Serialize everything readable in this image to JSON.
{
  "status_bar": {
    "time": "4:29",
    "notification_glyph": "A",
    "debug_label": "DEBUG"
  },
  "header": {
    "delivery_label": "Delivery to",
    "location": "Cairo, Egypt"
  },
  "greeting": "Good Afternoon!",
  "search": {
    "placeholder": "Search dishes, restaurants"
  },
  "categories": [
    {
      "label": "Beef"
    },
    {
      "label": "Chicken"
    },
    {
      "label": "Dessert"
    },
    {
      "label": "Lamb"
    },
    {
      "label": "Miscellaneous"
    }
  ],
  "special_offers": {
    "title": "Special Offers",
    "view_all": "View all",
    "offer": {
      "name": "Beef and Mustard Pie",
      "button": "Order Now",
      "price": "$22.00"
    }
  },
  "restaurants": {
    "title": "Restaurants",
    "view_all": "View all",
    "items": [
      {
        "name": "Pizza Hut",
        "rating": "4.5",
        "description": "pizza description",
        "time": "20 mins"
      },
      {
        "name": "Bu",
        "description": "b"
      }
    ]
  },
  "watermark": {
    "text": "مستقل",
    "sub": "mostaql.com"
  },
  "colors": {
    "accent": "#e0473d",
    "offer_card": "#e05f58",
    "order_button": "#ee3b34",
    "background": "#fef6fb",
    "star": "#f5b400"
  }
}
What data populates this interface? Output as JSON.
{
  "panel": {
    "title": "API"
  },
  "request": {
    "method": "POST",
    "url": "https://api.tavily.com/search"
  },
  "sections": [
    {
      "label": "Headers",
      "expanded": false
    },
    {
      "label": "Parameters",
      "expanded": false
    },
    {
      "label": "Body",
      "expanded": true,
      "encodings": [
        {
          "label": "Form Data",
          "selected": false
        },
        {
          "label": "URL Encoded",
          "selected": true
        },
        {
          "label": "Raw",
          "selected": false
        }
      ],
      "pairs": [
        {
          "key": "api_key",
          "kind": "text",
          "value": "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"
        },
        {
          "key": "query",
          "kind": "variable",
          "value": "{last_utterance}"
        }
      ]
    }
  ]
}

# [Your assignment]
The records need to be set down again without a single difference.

# [Task solution]
Serialize everything readable in this image to JSON.
{
  "status_bar": {
    "time": "4:29",
    "notification_glyph": "A",
    "debug_label": "DEBUG"
  },
  "header": {
    "delivery_label": "Delivery to",
    "location": "Cairo, Egypt"
  },
  "greeting": "Good Afternoon!",
  "search": {
    "placeholder": "Search dishes, restaurants"
  },
  "categories": [
    {
      "label": "Beef"
    },
    {
      "label": "Chicken"
    },
    {
      "label": "Dessert"
    },
    {
      "label": "Lamb"
    },
    {
      "label": "Miscellaneous"
    }
  ],
  "special_offers": {
    "title": "Special Offers",
    "view_all": "View all",
    "offer": {
      "name": "Beef and Mustard Pie",
      "button": "Order Now",
      "price": "$22.00"
    }
  },
  "restaurants": {
    "title": "Restaurants",
    "view_all": "View all",
    "items": [
      {
        "name": "Pizza Hut",
        "rating": "4.5",
        "description": "pizza description",
        "time": "20 mins"
      },
      {
        "name": "Bu",
        "description": "b"
      }
    ]
  },
  "watermark": {
    "text": "مستقل",
    "sub": "mostaql.com"
  },
  "colors": {
    "accent": "#e0473d",
    "offer_card": "#e05f58",
    "order_button": "#ee3b34",
    "background": "#fef6fb",
    "star": "#f5b400"
  }
}
What data populates this interface? Output as JSON.
{
  "panel": {
    "title": "API"
  },
  "request": {
    "method": "POST",
    "url": "https://api.tavily.com/search"
  },
  "sections": [
    {
      "label": "Headers",
      "expanded": false
    },
    {
      "label": "Parameters",
      "expanded": false
    },
    {
      "label": "Body",
      "expanded": true,
      "encodings": [
        {
          "label": "Form Data",
          "selected": false
        },
        {
          "label": "URL Encoded",
          "selected": true
        },
        {
          "label": "Raw",
          "selected": false
        }
      ],
      "pairs": [
        {
          "key": "api_key",
          "kind": "text",
          "value": "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"
        },
        {
          "key": "query",
          "kind": "variable",
          "value": "{last_utterance}"
        }
      ]
    }
  ]
}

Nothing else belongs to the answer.